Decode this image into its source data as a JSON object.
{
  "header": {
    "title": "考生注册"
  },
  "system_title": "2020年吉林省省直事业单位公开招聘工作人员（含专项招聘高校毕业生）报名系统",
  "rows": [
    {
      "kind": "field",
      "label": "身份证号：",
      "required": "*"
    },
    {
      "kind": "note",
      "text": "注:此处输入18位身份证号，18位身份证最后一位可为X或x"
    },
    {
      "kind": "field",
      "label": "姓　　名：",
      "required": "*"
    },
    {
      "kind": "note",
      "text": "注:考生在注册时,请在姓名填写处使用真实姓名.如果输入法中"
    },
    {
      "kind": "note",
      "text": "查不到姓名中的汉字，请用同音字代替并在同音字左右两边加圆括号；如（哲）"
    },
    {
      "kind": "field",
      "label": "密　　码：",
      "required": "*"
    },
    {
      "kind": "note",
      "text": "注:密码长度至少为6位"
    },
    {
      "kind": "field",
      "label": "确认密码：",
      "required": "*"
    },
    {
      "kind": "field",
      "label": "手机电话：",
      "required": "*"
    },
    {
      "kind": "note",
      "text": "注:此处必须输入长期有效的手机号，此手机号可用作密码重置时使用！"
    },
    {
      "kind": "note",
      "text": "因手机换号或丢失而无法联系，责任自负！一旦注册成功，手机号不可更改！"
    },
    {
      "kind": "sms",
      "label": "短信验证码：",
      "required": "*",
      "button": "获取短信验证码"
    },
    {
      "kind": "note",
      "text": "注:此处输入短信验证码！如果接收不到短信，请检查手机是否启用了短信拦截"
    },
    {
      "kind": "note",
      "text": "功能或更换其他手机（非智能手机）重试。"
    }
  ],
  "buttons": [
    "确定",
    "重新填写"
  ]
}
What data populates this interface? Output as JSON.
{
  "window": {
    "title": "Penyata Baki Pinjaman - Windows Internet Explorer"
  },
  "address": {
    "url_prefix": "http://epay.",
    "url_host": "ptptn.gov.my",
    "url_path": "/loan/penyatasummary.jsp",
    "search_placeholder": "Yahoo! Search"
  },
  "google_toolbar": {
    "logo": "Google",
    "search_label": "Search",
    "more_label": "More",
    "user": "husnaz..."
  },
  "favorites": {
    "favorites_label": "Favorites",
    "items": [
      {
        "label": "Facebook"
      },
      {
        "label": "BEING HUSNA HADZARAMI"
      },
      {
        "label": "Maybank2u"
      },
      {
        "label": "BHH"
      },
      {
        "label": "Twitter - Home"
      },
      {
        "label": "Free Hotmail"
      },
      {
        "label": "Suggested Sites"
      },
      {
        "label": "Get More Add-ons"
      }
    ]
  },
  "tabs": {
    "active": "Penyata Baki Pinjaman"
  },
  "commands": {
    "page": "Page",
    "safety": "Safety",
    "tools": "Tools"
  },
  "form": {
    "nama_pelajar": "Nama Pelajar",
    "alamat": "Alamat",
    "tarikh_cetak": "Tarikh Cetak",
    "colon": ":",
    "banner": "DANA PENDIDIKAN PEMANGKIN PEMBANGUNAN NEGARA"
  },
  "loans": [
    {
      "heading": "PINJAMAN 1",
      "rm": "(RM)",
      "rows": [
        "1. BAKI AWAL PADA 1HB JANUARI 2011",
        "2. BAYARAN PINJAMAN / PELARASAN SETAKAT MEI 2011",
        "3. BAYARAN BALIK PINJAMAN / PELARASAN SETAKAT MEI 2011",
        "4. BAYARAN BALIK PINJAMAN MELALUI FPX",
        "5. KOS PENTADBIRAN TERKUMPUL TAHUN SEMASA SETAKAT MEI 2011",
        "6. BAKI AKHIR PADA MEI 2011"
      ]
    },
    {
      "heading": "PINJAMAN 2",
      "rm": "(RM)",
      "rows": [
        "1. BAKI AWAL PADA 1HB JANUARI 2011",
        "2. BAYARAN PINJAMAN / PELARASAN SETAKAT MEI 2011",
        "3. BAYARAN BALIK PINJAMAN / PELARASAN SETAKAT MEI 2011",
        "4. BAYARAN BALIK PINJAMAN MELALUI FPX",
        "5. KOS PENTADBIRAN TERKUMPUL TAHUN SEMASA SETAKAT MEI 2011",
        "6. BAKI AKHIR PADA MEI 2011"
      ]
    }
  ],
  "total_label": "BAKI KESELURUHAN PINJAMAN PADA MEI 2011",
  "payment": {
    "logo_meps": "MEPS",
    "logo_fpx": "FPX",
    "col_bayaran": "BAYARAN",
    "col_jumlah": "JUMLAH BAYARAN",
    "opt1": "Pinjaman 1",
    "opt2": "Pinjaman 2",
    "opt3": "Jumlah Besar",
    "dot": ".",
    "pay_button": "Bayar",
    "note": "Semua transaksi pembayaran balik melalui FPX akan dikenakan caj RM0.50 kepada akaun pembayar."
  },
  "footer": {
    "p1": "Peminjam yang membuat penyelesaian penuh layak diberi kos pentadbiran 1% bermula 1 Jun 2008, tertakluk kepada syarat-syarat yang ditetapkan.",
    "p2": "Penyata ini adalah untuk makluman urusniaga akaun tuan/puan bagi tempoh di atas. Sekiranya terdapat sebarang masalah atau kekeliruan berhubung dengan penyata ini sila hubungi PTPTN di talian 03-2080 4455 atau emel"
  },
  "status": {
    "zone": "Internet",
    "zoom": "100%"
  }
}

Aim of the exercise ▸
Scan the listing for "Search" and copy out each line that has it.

Solved problem ▸
    "search_placeholder": "Yahoo! Search"
    "search_label": "Search",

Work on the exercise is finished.